Now, the company may be walking back that vow a bit.
AstraZeneca could declare the pandemic over as early as July 2021, according to a memo of understanding obtained by the Financial Times between the company and a Brazilian manufacturer. The pandemic period might be extended if AstraZeneca determines it’s not over, the memo said.
How will AstraZeneca make that determination? The company isn’t long on details. It will “seek expert guidance, including from global organizations,” a company spokesperson said.
The spokesperson did not confirm the existence of the memo, but said in a statement that the company's approach is to treat the COVID-19 vaccine “as a response to a global public health emergency, not a commercial opportunity.”
In July, AstraZeneca told Fierce Pharma it would price the vaccine “to support broad and equitable access around the world," and the company’s executive vice president of biopharmaceuticals R&D, Mene Pangalos, said in a prepared statement that under supply agreements formed at that time the company would derive no profit. That statement was prepared for a congressional hearing.

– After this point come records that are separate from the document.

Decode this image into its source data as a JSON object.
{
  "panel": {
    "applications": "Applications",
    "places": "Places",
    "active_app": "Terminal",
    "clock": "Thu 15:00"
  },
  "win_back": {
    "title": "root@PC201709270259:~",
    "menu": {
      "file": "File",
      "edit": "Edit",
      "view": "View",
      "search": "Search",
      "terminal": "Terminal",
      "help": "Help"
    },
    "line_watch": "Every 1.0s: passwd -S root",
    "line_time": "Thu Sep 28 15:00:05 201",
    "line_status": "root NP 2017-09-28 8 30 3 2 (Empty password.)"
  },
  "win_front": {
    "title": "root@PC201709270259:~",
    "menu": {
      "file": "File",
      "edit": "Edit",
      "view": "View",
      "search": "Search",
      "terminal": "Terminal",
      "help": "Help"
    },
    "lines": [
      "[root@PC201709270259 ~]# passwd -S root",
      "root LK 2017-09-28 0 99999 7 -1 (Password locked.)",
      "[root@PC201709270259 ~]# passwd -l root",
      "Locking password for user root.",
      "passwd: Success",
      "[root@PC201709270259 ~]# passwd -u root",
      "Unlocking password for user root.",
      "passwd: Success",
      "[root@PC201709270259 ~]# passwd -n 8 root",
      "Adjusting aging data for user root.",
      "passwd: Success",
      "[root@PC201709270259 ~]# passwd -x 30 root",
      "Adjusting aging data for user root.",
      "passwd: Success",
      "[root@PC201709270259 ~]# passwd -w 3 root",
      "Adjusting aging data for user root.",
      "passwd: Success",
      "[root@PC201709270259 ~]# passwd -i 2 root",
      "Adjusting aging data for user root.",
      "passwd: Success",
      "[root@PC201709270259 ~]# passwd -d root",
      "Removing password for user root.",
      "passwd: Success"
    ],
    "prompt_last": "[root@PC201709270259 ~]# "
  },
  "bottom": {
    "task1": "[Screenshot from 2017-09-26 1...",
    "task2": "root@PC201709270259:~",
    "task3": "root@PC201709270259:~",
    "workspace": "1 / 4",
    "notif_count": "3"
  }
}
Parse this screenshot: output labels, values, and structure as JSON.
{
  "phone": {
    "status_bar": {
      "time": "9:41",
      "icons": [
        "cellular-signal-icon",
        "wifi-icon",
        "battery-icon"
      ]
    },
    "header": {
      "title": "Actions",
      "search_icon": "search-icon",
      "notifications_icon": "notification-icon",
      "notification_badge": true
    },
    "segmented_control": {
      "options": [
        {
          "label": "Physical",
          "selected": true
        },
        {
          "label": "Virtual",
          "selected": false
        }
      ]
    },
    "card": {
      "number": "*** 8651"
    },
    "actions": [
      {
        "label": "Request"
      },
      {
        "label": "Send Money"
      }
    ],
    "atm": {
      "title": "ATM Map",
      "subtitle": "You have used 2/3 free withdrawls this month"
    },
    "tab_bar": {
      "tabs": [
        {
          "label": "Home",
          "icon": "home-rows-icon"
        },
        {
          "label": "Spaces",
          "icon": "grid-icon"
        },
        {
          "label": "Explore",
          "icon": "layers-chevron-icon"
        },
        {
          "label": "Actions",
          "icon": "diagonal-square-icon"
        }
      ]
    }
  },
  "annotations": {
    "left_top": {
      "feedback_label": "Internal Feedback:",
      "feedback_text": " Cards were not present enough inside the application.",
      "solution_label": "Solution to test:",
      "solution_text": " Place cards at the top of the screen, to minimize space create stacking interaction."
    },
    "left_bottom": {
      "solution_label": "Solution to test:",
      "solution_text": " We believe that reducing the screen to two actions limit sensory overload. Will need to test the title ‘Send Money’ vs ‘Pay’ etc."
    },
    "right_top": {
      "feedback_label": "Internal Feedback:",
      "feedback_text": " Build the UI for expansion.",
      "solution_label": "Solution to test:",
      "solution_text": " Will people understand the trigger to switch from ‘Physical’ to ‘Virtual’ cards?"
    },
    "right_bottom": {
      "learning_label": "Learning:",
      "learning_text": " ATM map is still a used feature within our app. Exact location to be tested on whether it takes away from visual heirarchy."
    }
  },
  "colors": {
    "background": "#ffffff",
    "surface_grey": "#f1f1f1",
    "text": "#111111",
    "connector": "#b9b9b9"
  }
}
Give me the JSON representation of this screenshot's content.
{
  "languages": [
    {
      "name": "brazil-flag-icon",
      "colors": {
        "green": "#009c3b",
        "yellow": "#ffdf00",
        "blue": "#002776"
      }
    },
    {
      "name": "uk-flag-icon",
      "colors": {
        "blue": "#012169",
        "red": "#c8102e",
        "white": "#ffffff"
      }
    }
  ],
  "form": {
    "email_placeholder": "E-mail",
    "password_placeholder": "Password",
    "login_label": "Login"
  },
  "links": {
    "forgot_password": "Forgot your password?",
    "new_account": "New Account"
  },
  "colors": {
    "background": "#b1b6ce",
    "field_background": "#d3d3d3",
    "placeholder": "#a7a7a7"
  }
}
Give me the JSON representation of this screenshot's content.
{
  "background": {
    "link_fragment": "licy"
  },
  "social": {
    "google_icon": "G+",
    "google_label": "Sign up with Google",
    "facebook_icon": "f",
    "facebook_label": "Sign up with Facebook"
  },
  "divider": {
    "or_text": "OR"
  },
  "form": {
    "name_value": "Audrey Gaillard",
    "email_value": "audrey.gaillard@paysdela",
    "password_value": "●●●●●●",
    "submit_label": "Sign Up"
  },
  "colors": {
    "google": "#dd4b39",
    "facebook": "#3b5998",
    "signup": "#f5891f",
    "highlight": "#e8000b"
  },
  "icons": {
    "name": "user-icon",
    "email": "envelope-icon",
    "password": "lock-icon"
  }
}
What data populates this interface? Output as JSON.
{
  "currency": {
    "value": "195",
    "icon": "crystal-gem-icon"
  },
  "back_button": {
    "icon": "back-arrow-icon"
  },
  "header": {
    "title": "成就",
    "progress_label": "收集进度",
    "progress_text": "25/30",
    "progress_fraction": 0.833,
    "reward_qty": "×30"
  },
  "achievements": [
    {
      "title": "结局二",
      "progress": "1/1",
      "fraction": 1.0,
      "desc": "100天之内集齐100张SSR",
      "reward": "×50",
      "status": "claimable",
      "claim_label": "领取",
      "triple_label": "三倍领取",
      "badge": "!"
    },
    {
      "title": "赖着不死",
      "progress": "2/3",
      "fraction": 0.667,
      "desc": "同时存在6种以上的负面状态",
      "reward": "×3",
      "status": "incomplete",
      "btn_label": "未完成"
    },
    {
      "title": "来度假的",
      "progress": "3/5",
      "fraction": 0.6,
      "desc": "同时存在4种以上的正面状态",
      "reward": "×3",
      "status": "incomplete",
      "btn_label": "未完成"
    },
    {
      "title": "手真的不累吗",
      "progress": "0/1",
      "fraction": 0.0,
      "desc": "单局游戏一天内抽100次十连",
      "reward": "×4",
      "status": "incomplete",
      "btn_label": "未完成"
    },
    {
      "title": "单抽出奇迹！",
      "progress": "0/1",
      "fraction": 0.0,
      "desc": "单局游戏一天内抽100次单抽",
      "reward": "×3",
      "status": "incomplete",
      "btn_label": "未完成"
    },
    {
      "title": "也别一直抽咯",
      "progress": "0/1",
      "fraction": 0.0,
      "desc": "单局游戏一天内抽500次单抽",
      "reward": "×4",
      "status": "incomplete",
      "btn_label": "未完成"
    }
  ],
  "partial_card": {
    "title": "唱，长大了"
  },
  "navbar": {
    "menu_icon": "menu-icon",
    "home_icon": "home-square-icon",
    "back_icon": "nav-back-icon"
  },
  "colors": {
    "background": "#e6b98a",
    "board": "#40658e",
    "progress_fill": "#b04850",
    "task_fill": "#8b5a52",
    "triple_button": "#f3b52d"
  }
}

Johnson & Johnson, which is also working on a COVID-19 vaccine, has joined AstraZeneca in the no-profit pledge, but other companies haven’t been so enthusiastic about the prospect of not making a return on their investments in helping end the pandemic.
Pfizer CEO Albert Bourla, for example, said in July that the notion of vaccine developers forgoing profits on COVID-19 vaccines was “very fanatic and radical,” and the company expects to make a “marginal” profit on its vaccine.
AstraZeneca, which is developing its COVID-19 vaccine with the University of Oxford, has been locking up supply deals to meet what it expects to be a demand for 3 billion doses. Most recently, it formed a $60 million, three-year deal with Oxford Biomedica to reserve vaccine manufacturing space at three sites. Oxford Biomedica nabbed U.K. approval for a fourth vaccine manufacturing site earlier this week.
The creation of multiple supply chains for the COVID-19 vaccine will “ensure access is timely, broad and equitable for high and low income countries alike,” the spokesperson said.
AstraZeneca’s COVID-19 vaccine effort has been anything but smooth, however. The clinical trial of the vaccine was paused over safety concerns stemming from the British study, in which one patient suffered spinal cord damage. British regulators quickly resumed the trial there, but it’s still on hold in the U.S. as the National Institutes of Health completes an investigation.